*Assignment*
Report each line of the data that has "JSON" somewhere in it.

══ Record set ══

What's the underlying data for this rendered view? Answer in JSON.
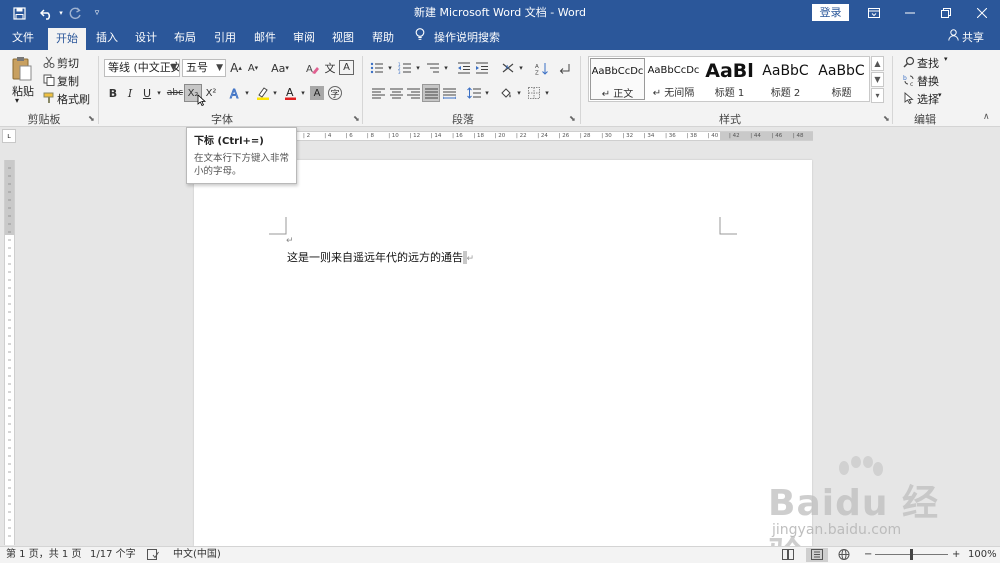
{
  "window": {
    "title": "新建 Microsoft Word 文档 - Word",
    "login_label": "登录",
    "quick_access": [
      "save-icon",
      "undo-icon",
      "redo-icon",
      "customize-icon"
    ]
  },
  "tabs": [
    {
      "label": "文件"
    },
    {
      "label": "开始",
      "active": true
    },
    {
      "label": "插入"
    },
    {
      "label": "设计"
    },
    {
      "label": "布局"
    },
    {
      "label": "引用"
    },
    {
      "label": "邮件"
    },
    {
      "label": "审阅"
    },
    {
      "label": "视图"
    },
    {
      "label": "帮助"
    }
  ],
  "tell_me": "操作说明搜索",
  "share_label": "共享",
  "clipboard": {
    "group_label": "剪贴板",
    "paste_label": "粘贴",
    "cut_label": "剪切",
    "copy_label": "复制",
    "format_painter_label": "格式刷"
  },
  "font": {
    "group_label": "字体",
    "font_name": "等线 (中文正文",
    "font_size": "五号",
    "bold": "B",
    "italic": "I",
    "underline": "U",
    "strike": "abc",
    "subscript": "X₂",
    "superscript": "X²",
    "grow": "A",
    "shrink": "A",
    "case": "Aa",
    "phonetic": "文",
    "border": "A",
    "highlight_color": "#ffe600",
    "font_color": "#e02020"
  },
  "paragraph": {
    "group_label": "段落"
  },
  "styles": {
    "group_label": "样式",
    "items": [
      {
        "preview": "AaBbCcDc",
        "name": "↵ 正文",
        "selected": true
      },
      {
        "preview": "AaBbCcDc",
        "name": "↵ 无间隔"
      },
      {
        "preview": "AaBl",
        "name": "标题 1"
      },
      {
        "preview": "AaBbC",
        "name": "标题 2"
      },
      {
        "preview": "AaBbC",
        "name": "标题"
      }
    ]
  },
  "editing": {
    "group_label": "编辑",
    "find_label": "查找",
    "replace_label": "替换",
    "select_label": "选择"
  },
  "tooltip": {
    "title": "下标 (Ctrl+=)",
    "description": "在文本行下方键入非常小的字母。"
  },
  "ruler": {
    "ticks": [
      "2",
      "4",
      "6",
      "8",
      "10",
      "12",
      "14",
      "16",
      "18",
      "20",
      "22",
      "24",
      "26",
      "28",
      "30",
      "32",
      "34",
      "36",
      "38",
      "40",
      "42",
      "44",
      "46",
      "48"
    ]
  },
  "document": {
    "text": "这是一则来自遥远年代的远方的通告",
    "paragraph_mark": "↵"
  },
  "status": {
    "page": "第 1 页，共 1 页",
    "words": "1/17 个字",
    "language": "中文(中国)",
    "zoom": "100%",
    "zoom_minus": "−",
    "zoom_plus": "+"
  },
  "watermark": {
    "brand": "Baidu 经验",
    "url": "jingyan.baidu.com"
  }
}
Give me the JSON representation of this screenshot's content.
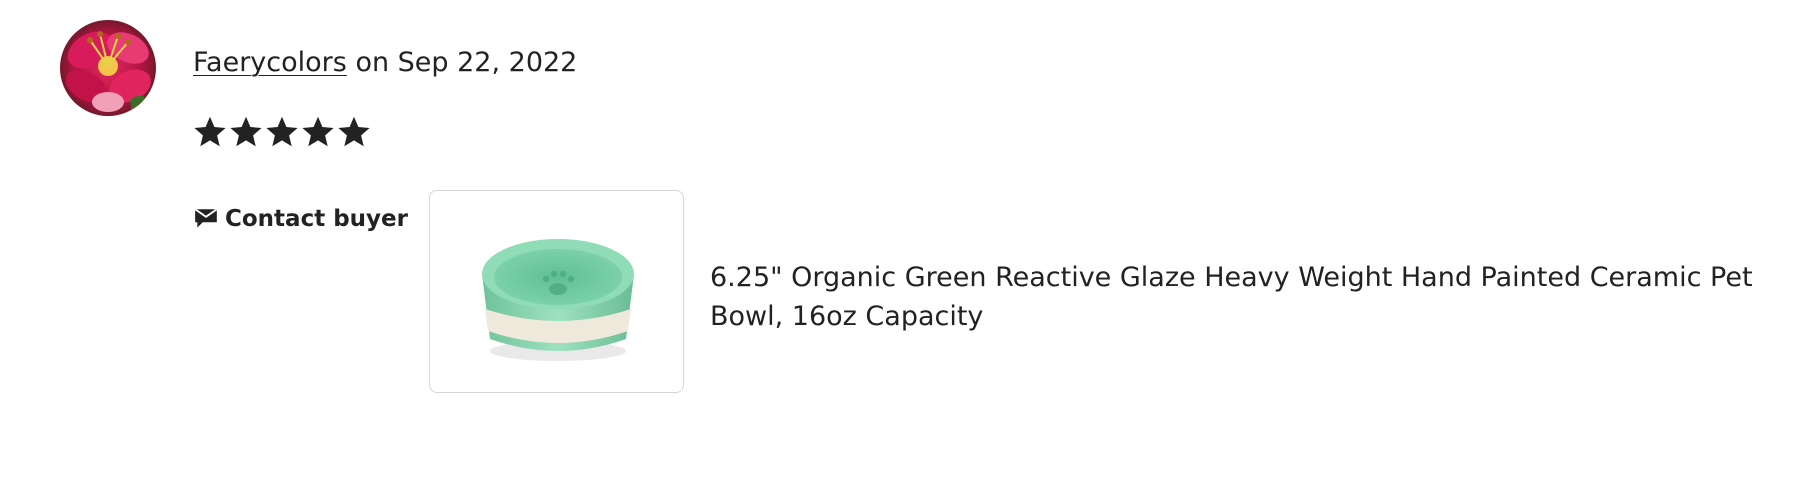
{
  "review": {
    "reviewer_name": "Faerycolors",
    "date_text": "on Sep 22, 2022",
    "rating": 5,
    "rating_max": 5,
    "contact_label": "Contact buyer"
  },
  "product": {
    "title": "6.25\" Organic Green Reactive Glaze Heavy Weight Hand Painted Ceramic Pet Bowl, 16oz Capacity"
  },
  "icons": {
    "avatar": "reviewer-avatar-flower",
    "star": "star-icon",
    "contact": "message-icon"
  },
  "colors": {
    "text": "#222222",
    "thumb_border": "#d6d6d6",
    "bowl_green": "#7fcfa8",
    "bowl_cream": "#efe9dc"
  }
}
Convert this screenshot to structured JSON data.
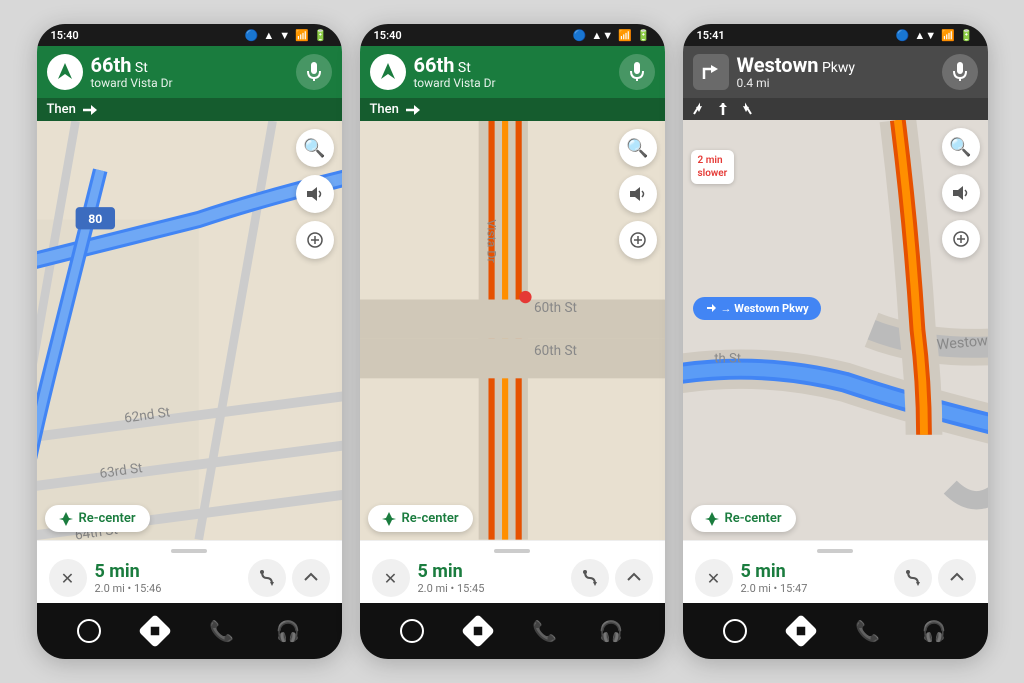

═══

*Response to the exercise*
What's the underlying data for this rendered view? Answer in JSON.
Give me the JSON representation of this screenshot's content.
Convert this screenshot to structured JSON data.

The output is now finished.